Like many people, first-time novelist Darlene West is acquainted with grief and depression.
Earlier in her life, she volunteered at mental hospitals to lead Bible studies. The people she met there were often grieving or depressed. Those experiences helped her write her new novel, “Awakened by Grace,” that explores themes of chronic grief and faith.
“Writing has always been in my heart,” West said. She currently lives in Sandpoint, Idaho and released “Awakened by Grace” in March of 2020.
The novel follows English professor Franklin Franklyn who loses his wife in a car accident. “He blames himself; he pushes everybody away … for more than two years,” West said.
Following the two-year anniversary of his wife’s death, his granddaughter Maggie re-enters his life. She helps him start socializing again and leads him to a belief in Christianity.
Franklyn deals with chronic grief throughout the novel. West’s own experiences inspired this aspect of the book.
Many of the people in mental hospitals where she volunteered “believe they can’t make anything of themselves in life.”
In her personal life, West also lost a son to sudden infant death syndrome and experienced the death of her best friend.
“It’s something everybody has to go through with somebody in the family. I mean, death is part of life,” West said.
Along with processing death, faith is the secondary theme of the novel. Franklyn grew up religious, but something happened to his grandmother, so he became angry with God. While he learns to move on from his wife’s death, he also finds faith.

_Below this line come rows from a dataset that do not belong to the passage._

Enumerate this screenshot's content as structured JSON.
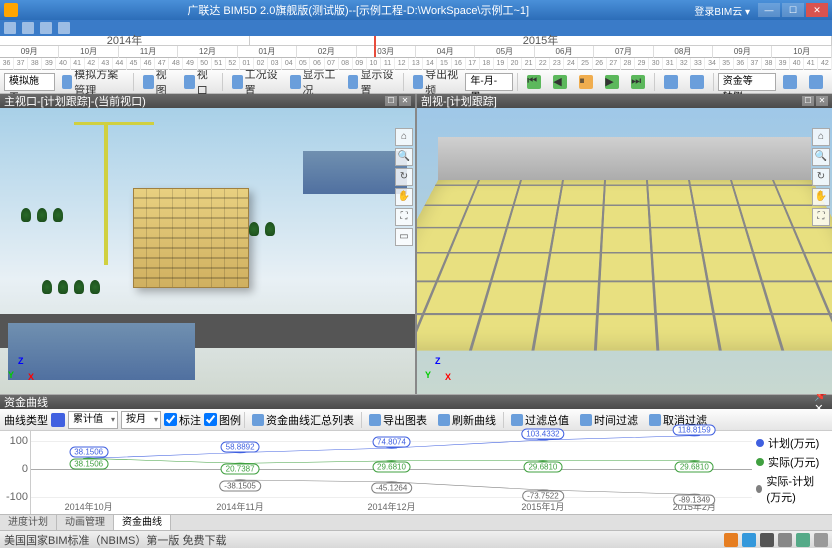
{
  "app": {
    "title": "广联达 BIM5D 2.0旗舰版(测试版)--[示例工程-D:\\WorkSpace\\示例工~1]",
    "cloud_label": "登录BIM云 ▾"
  },
  "timeline": {
    "years": [
      "2014年",
      "2015年"
    ],
    "months": [
      "09月",
      "10月",
      "11月",
      "12月",
      "01月",
      "02月",
      "03月",
      "04月",
      "05月",
      "06月",
      "07月",
      "08月",
      "09月",
      "10月"
    ],
    "weeks": [
      "36",
      "37",
      "38",
      "39",
      "40",
      "41",
      "42",
      "43",
      "44",
      "45",
      "46",
      "47",
      "48",
      "49",
      "50",
      "51",
      "52",
      "01",
      "02",
      "03",
      "04",
      "05",
      "06",
      "07",
      "08",
      "09",
      "10",
      "11",
      "12",
      "13",
      "14",
      "15",
      "16",
      "17",
      "18",
      "19",
      "20",
      "21",
      "22",
      "23",
      "24",
      "25",
      "26",
      "27",
      "28",
      "29",
      "30",
      "31",
      "32",
      "33",
      "34",
      "35",
      "36",
      "37",
      "38",
      "39",
      "40",
      "41",
      "42"
    ]
  },
  "toolbar": {
    "mode": "模拟施工",
    "scheme_mgmt": "模拟方案管理",
    "view_btn": "视图",
    "viewport_btn": "视口",
    "worker_setting": "工况设置",
    "show_worker": "显示工况",
    "show_setting": "显示设置",
    "export_video": "导出视频",
    "date_mode": "年-月-周",
    "vis_filter": "资金等轴侧"
  },
  "viewports": {
    "left_title": "主视口-[计划跟踪]-(当前视口)",
    "right_title": "剖视-[计划跟踪]"
  },
  "chart_panel": {
    "title": "资金曲线",
    "toolbar": {
      "curve_type_label": "曲线类型",
      "stat_mode": "累计值",
      "unit_mode": "按月",
      "annotate": "标注",
      "legend": "图例",
      "summary": "资金曲线汇总列表",
      "export_chart": "导出图表",
      "refresh": "刷新曲线",
      "filter_total": "过滤总值",
      "time_filter": "时间过滤",
      "cancel_filter": "取消过滤"
    },
    "legend": {
      "plan": "计划(万元)",
      "actual": "实际(万元)",
      "diff": "实际-计划(万元)"
    }
  },
  "chart_data": {
    "type": "line",
    "categories": [
      "2014年10月",
      "2014年11月",
      "2014年12月",
      "2015年1月",
      "2015年2月"
    ],
    "series": [
      {
        "name": "计划(万元)",
        "color": "#4060e0",
        "values": [
          38.1506,
          58.8892,
          74.8074,
          103.4332,
          118.8159
        ]
      },
      {
        "name": "实际(万元)",
        "color": "#40a040",
        "values": [
          38.1506,
          20.7387,
          29.681,
          29.681,
          29.681
        ]
      },
      {
        "name": "实际-计划(万元)",
        "color": "#808080",
        "values": [
          null,
          -38.1505,
          -45.1264,
          -73.7522,
          -89.1349
        ]
      }
    ],
    "ylim": [
      -100,
      100
    ],
    "yticks": [
      -100,
      0,
      100
    ]
  },
  "bottom_tabs": {
    "t1": "进度计划",
    "t2": "动画管理",
    "t3": "资金曲线"
  },
  "status": {
    "text": "美国国家BIM标准（NBIMS）第一版 免费下载"
  }
}
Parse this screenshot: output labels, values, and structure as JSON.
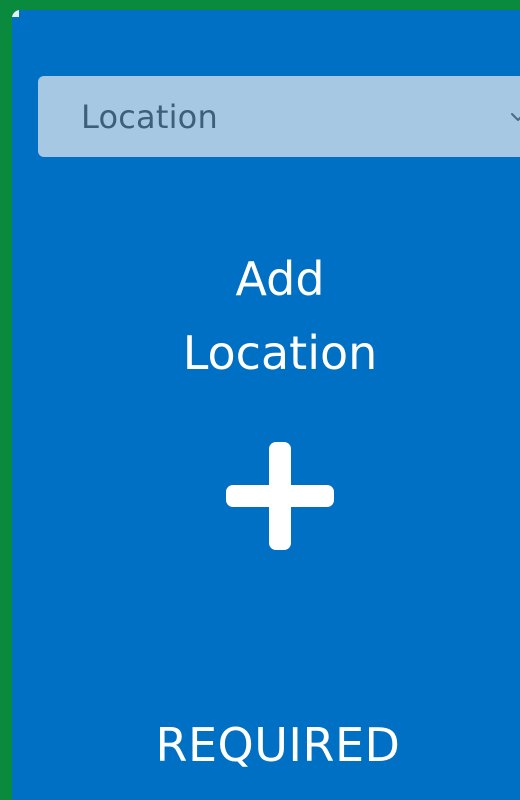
{
  "location_select": {
    "value": "Location",
    "icon": "chevron-down-icon"
  },
  "add_location": {
    "line1": "Add",
    "line2": "Location",
    "icon": "plus-icon"
  },
  "status": {
    "label": "REQUIRED"
  },
  "colors": {
    "frame": "#0a8a3c",
    "card": "#0070c4",
    "select_bg": "#a6c8e3",
    "select_text": "#3e5f78",
    "text": "#ffffff"
  }
}
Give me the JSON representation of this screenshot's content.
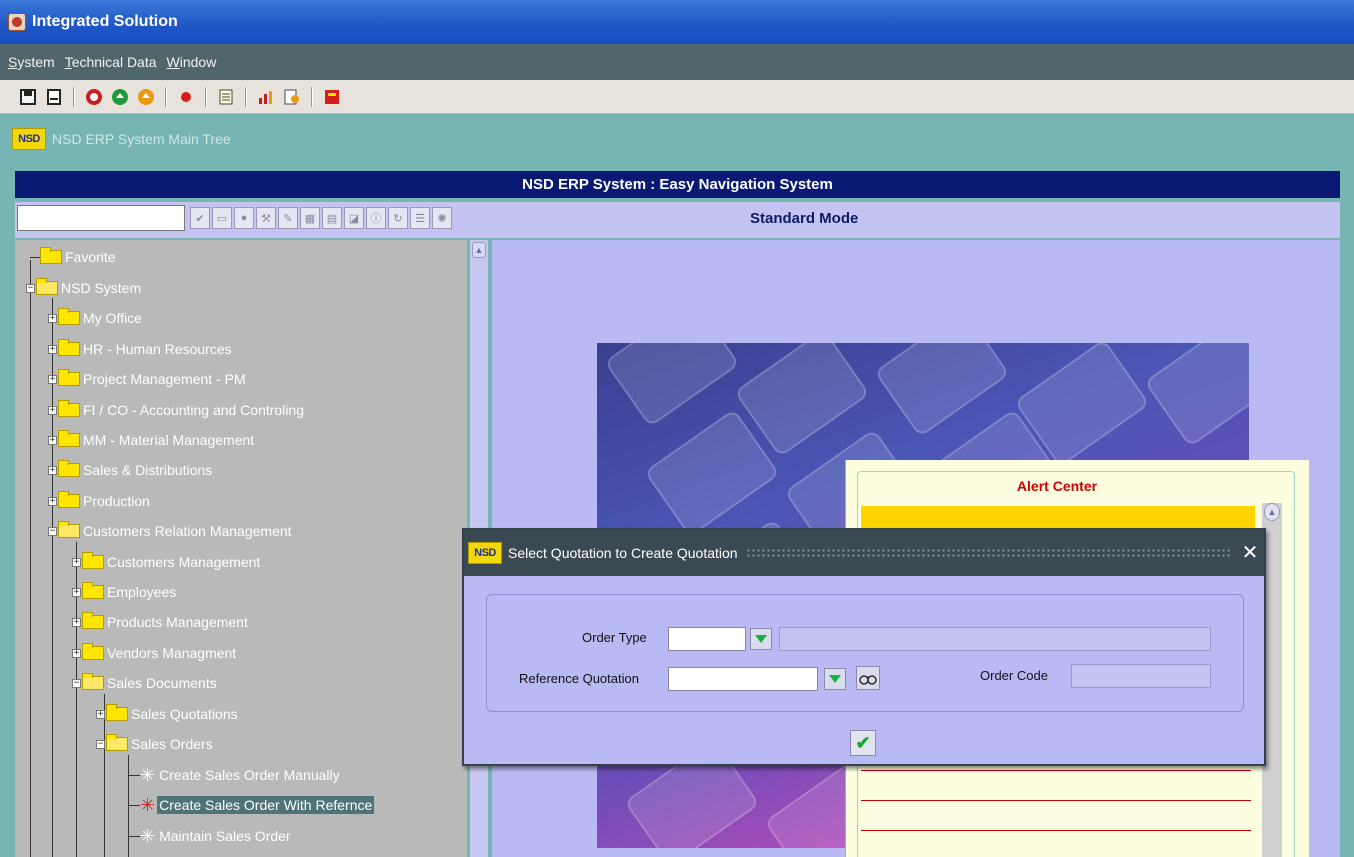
{
  "window": {
    "title": "Integrated Solution"
  },
  "menu": {
    "items": [
      "System",
      "Technical Data",
      "Window"
    ]
  },
  "header": {
    "logo_text": "NSD",
    "main_tree_title": "NSD ERP System Main Tree",
    "system_title": "NSD ERP System : Easy Navigation System",
    "mode_label": "Standard Mode"
  },
  "tree": {
    "items": [
      {
        "label": "Favorite"
      },
      {
        "label": "NSD  System"
      },
      {
        "label": "My Office"
      },
      {
        "label": "HR - Human Resources"
      },
      {
        "label": "Project Management - PM"
      },
      {
        "label": "FI / CO - Accounting and Controling"
      },
      {
        "label": "MM - Material Management"
      },
      {
        "label": "Sales & Distributions"
      },
      {
        "label": "Production"
      },
      {
        "label": "Customers Relation Management"
      },
      {
        "label": "Customers Management"
      },
      {
        "label": "Employees"
      },
      {
        "label": "Products Management"
      },
      {
        "label": "Vendors Managment"
      },
      {
        "label": "Sales Documents"
      },
      {
        "label": "Sales Quotations"
      },
      {
        "label": "Sales Orders"
      },
      {
        "label": "Create Sales Order Manually"
      },
      {
        "label": "Create Sales Order With Refernce"
      },
      {
        "label": "Maintain Sales Order"
      }
    ]
  },
  "alert_center": {
    "title": "Alert Center"
  },
  "dialog": {
    "title": "Select Quotation to Create Quotation",
    "order_type_label": "Order Type",
    "reference_quotation_label": "Reference Quotation",
    "order_code_label": "Order Code",
    "order_type_value": "",
    "order_type_desc": "",
    "reference_quotation_value": "",
    "order_code_value": ""
  }
}
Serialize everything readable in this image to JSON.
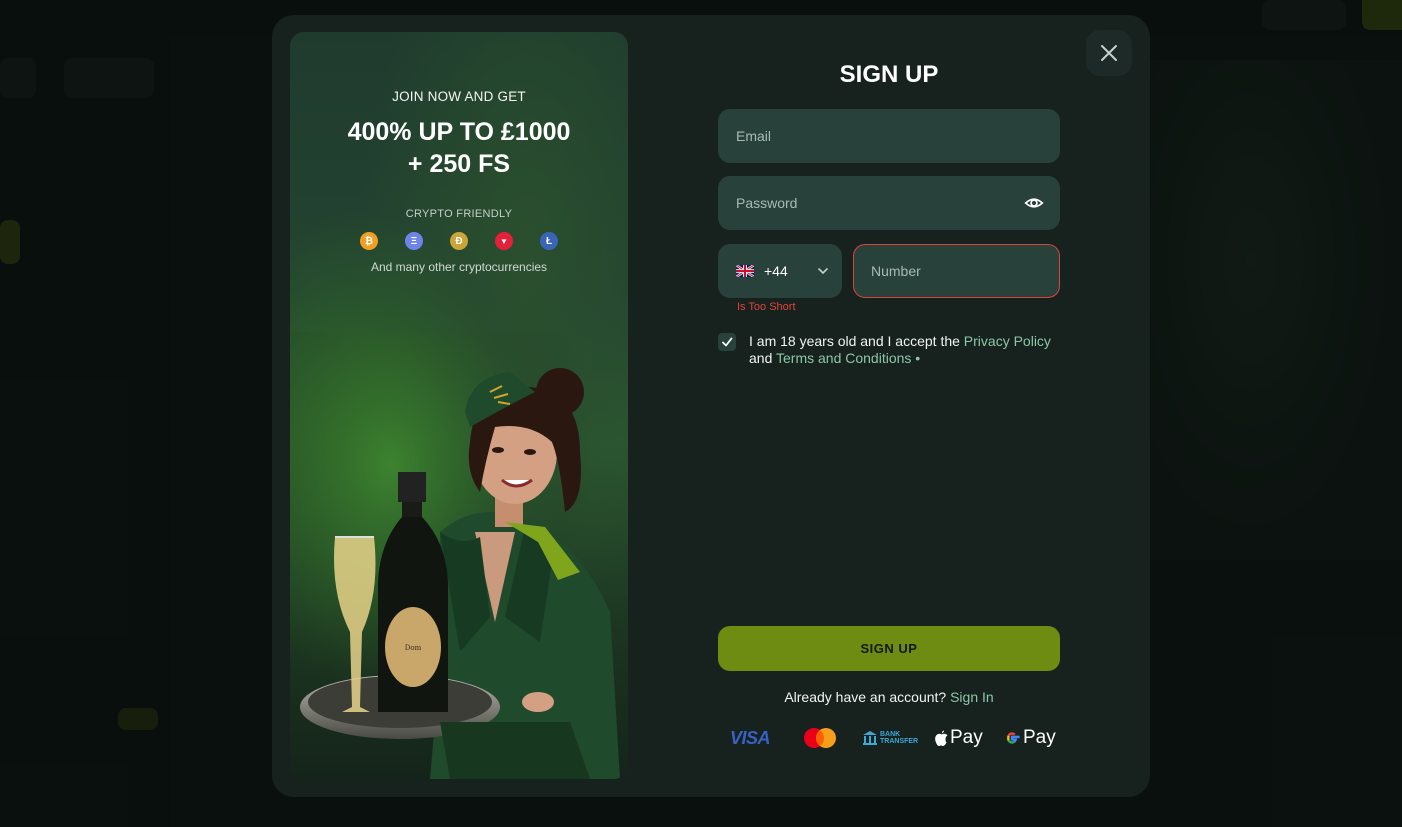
{
  "modal": {
    "promo": {
      "headline_small": "JOIN NOW AND GET",
      "offer_line1": "400% UP TO £1000",
      "offer_line2": "+ 250 FS",
      "crypto_label": "CRYPTO FRIENDLY",
      "crypto_coins": [
        {
          "icon": "bitcoin-icon",
          "glyph": "₿",
          "color": "#f2a023"
        },
        {
          "icon": "ethereum-icon",
          "glyph": "Ξ",
          "color": "#6f84e8"
        },
        {
          "icon": "dogecoin-icon",
          "glyph": "Ð",
          "color": "#c9a53a"
        },
        {
          "icon": "tron-icon",
          "glyph": "▼",
          "color": "#e4203b"
        },
        {
          "icon": "litecoin-icon",
          "glyph": "Ł",
          "color": "#3a64b8"
        }
      ],
      "crypto_more": "And many other cryptocurrencies"
    },
    "form": {
      "title": "SIGN UP",
      "email_placeholder": "Email",
      "password_placeholder": "Password",
      "phone_code": "+44",
      "number_placeholder": "Number",
      "number_error": "Is Too Short",
      "terms_text_before": "I am 18 years old and I accept the ",
      "privacy_link": "Privacy Policy",
      "terms_and": "and ",
      "terms_link": "Terms and Conditions",
      "terms_required": " •",
      "terms_checked": true,
      "submit_label": "SIGN UP",
      "already_text": "Already have an account? ",
      "signin_link": "Sign In"
    },
    "payments": {
      "visa": "VISA",
      "bank_line1": "BANK",
      "bank_line2": "TRANSFER",
      "apple_pay": "Pay",
      "google_pay": "Pay"
    }
  },
  "colors": {
    "accent_green": "#6e8c12",
    "link_green": "#8bc7a8",
    "error_red": "#e0453b",
    "field_bg": "#28413a",
    "modal_bg": "#17211e"
  }
}
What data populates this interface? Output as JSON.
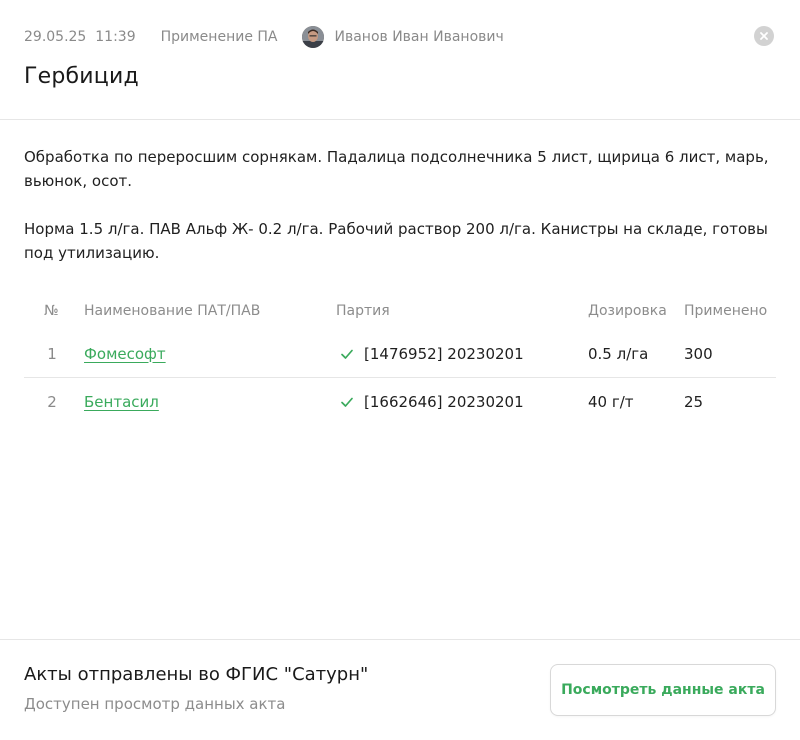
{
  "header": {
    "date": "29.05.25",
    "time": "11:39",
    "type": "Применение ПА",
    "author": "Иванов Иван Иванович",
    "close_icon": "close-icon",
    "title": "Гербицид"
  },
  "description": {
    "paragraph1": "Обработка по переросшим сорнякам. Падалица подсолнечника 5 лист, щирица 6 лист, марь, вьюнок, осот.",
    "paragraph2": "Норма 1.5 л/га. ПАВ Альф Ж- 0.2 л/га. Рабочий раствор 200 л/га. Канистры на складе, готовы под утилизацию."
  },
  "table": {
    "headers": [
      "№",
      "Наименование ПАТ/ПАВ",
      "Партия",
      "Дозировка",
      "Применено"
    ],
    "rows": [
      {
        "num": "1",
        "name": "Фомесофт",
        "batch": "[1476952] 20230201",
        "dose": "0.5 л/га",
        "applied": "300"
      },
      {
        "num": "2",
        "name": "Бентасил",
        "batch": "[1662646] 20230201",
        "dose": "40 г/т",
        "applied": "25"
      }
    ]
  },
  "footer": {
    "title": "Акты отправлены во ФГИС \"Сатурн\"",
    "subtitle": "Доступен просмотр данных акта",
    "button_label": "Посмотреть данные акта"
  },
  "colors": {
    "accent": "#3aaa5c",
    "muted_text": "#8c8c8c",
    "divider": "#e6e6e6"
  }
}
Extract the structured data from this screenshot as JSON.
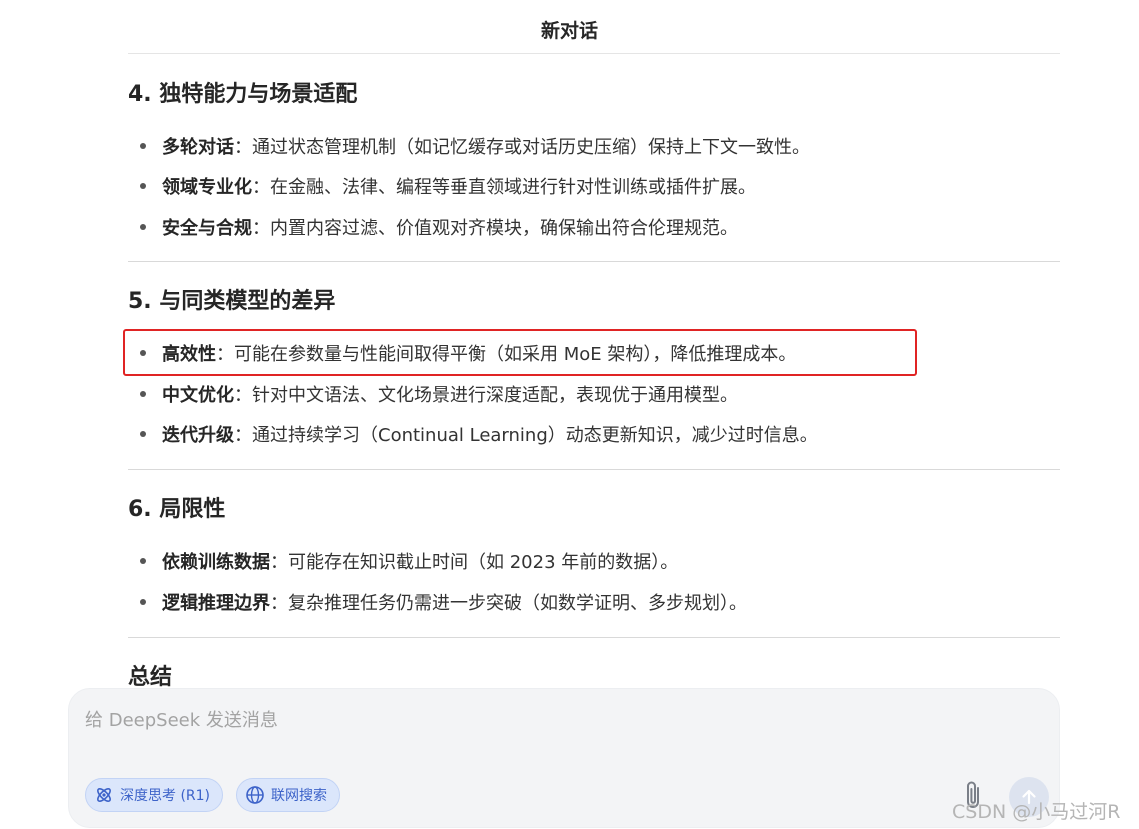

“Maggie’s faith-filled prayers are made manifest in front of his eyes,” West said. “He doesn’t believe it at first, and then he starts questioning it, (that) maybe it is true.”
However, his development into a religious person isn’t the book’s climax. “The climax of the novel is whether or not he can move forward without his wife,” West said.
West typically writes with a Christian audience in mind. But her main goal was to write something accessible to a general audience. The themes of grief are universal regardless of one’s faith or lack thereof.
“(An) atheist recommended (the book) highly after they read it because it’s helped people that aren’t Christians,” she said. “I’ve even had people tell me it helped them … (with) things they’re going through.”
Comfort is something West hopes that other readers can find through “Awakened by Grace.” Some writers educate through non-fiction.
However, for West, her “best go-to tool for teaching is storytelling because if I can get you to remember my story, I can get you to remember my point.”
That’s a reason she wrote “Awakened by Grace” — to give a fictional example of how someone can find their way through grief.
“I’m hoping (readers) can take away that there’s hope in the world and that hope is with Jesus Christ,” West said. “Just because today is bad, tomorrow’s another day and there’s always another way.”
Although Franklyn begins the novel as an atheist, he’s surrounded by religious family members. He still loves them despite their differences.
“I want people to take away how important it is to be family. Family is so important. Politics should never separate you,” West said. “Without family, you’ve got nothing.”
West’s own family has been a big source of support in the process of writing “Awakened by Grace.” Her husband particularly helped in the development of the novel.
“My husband is my best support,” she said. “I would print the chapter, and we would read it and go over it. Then I would start seeing things I need to add into it or take away.”
West plans to publish more fiction. “I want to stick with literary fiction because I want to write stories that mean something to people,” she said. “My whole concept is to help people.”
West’s novel “Awakened by Grace” can be purchased on Amazon and Barnes and Noble. It’s available in hard-copy, e-book and audiobook formats.